Task description =
Return the lines below in which the string "this" occurs.

Provided data =
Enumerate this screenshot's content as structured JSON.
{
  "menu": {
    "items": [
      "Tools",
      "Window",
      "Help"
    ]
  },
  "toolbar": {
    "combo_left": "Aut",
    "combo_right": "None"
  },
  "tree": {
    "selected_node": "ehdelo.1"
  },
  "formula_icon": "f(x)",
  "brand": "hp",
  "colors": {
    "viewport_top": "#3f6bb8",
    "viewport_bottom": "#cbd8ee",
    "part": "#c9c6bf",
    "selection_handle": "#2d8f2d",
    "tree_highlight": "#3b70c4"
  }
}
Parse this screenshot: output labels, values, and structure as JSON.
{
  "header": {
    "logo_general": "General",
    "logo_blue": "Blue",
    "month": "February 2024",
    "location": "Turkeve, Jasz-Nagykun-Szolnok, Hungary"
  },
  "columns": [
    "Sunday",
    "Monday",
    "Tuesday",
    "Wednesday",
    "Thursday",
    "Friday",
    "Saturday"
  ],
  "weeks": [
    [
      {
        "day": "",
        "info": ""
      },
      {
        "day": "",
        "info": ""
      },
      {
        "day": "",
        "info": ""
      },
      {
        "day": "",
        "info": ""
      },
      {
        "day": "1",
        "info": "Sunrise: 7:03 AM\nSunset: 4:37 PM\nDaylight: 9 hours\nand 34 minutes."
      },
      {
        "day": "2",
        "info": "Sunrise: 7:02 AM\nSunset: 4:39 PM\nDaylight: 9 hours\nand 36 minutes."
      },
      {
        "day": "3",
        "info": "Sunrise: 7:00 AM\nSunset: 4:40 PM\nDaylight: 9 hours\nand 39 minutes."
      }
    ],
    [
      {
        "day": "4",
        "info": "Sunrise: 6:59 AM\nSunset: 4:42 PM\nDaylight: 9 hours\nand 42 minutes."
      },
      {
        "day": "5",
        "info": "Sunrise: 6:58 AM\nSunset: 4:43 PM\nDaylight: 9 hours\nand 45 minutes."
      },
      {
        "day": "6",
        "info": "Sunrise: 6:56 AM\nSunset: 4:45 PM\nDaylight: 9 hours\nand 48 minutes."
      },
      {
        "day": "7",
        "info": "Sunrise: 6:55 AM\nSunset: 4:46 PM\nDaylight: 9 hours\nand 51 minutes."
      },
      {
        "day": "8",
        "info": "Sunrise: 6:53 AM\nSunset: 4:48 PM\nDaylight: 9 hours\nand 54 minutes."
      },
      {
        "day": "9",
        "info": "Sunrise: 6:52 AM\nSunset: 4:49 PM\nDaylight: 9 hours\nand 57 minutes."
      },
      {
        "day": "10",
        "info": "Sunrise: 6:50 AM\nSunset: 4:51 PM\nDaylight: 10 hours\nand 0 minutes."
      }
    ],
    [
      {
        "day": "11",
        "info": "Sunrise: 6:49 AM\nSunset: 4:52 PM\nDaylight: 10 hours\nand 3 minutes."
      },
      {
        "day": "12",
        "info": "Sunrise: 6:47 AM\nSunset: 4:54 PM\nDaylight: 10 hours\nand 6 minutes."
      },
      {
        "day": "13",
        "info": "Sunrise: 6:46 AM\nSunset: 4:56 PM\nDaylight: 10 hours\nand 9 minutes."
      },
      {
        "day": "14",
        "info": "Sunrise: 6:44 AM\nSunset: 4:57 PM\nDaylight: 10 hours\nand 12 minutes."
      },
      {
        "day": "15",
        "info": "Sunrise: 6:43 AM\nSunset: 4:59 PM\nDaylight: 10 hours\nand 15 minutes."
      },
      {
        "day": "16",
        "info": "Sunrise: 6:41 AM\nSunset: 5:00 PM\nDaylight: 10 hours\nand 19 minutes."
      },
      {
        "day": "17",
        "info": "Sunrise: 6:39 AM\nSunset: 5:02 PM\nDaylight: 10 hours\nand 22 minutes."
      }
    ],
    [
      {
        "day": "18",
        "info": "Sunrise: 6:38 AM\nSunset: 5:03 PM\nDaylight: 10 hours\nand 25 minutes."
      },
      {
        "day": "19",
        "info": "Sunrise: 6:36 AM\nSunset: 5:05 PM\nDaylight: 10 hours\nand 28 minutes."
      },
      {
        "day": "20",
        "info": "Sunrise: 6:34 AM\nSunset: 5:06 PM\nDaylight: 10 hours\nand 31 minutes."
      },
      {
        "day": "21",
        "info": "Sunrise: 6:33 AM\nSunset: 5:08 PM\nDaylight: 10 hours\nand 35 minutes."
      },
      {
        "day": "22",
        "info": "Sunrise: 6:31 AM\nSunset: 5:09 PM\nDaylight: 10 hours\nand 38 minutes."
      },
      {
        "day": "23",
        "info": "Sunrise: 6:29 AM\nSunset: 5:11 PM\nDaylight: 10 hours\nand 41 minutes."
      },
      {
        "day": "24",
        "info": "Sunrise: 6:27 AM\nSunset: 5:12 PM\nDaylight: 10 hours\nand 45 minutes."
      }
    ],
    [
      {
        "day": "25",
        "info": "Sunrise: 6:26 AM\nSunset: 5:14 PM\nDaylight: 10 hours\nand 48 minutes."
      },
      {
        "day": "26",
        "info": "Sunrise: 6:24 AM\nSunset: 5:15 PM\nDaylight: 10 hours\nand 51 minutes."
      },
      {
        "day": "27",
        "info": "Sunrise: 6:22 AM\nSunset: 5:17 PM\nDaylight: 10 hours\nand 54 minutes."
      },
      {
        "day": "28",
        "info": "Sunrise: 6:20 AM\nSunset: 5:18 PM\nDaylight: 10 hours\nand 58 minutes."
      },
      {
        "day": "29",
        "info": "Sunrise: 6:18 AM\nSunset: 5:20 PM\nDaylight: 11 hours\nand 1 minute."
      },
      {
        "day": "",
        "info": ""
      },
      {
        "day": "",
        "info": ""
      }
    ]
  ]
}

Task answer =
Enumerate this screenshot's content as structured JSON.
Parse this screenshot: output labels, values, and structure as JSON.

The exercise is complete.